What suggestions do you have for other artists like yourself?
I would suggest artists take as much time as you need. We are in a recession and we’ll be broke if we sit around all day and don’t make money, but I mean, if the music sounds like garbage nobody will buy it. Reach out to those who are doing what you want to do and just support their music by following them so you can learn how to get this bread. Stay true to yourself because the more people you know the more you’re going to get confused about who you are if you’re not real. If you’re real you can be around 1 million people and still be yourself. I can’t wait to shut down a stadium.
What is one of your favorite ways to promote yourself and your music?
One of my favorite ways to promote myself is to go out in a droptop 6 speed during the summer and drift my car banging my music, oops we’re talking about safe ways to promote your music (ha ha). I think a good old fashion sound competition at Belle Isle in Detroit is my favorite way to promote my music and get everybody involved, kids to old folks.

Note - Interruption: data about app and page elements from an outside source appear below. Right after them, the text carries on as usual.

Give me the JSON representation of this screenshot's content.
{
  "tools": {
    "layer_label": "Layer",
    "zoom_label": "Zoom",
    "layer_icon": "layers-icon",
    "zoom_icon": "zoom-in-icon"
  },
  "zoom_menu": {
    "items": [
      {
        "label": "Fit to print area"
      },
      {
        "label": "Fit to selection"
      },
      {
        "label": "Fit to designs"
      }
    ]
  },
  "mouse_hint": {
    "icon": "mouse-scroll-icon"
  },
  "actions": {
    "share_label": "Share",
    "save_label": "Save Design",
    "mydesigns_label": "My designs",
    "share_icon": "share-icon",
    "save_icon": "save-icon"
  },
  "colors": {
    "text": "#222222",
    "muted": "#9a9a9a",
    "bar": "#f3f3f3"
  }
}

Everybody loves to hang out at the beach and park, music loud, loud, loud. You feel me?
Where can people visit you?
Our website www.DetroitLoud.com is where you can find us at. You can find me online if you’re using Twitter, I’m @Nefudaboss. My Instagram is the same: @nefudaboss. My fan page on Facebook is facebook.com/nefufans and go subscribe on my channel youtube.com/nefudaboss. We got more to come.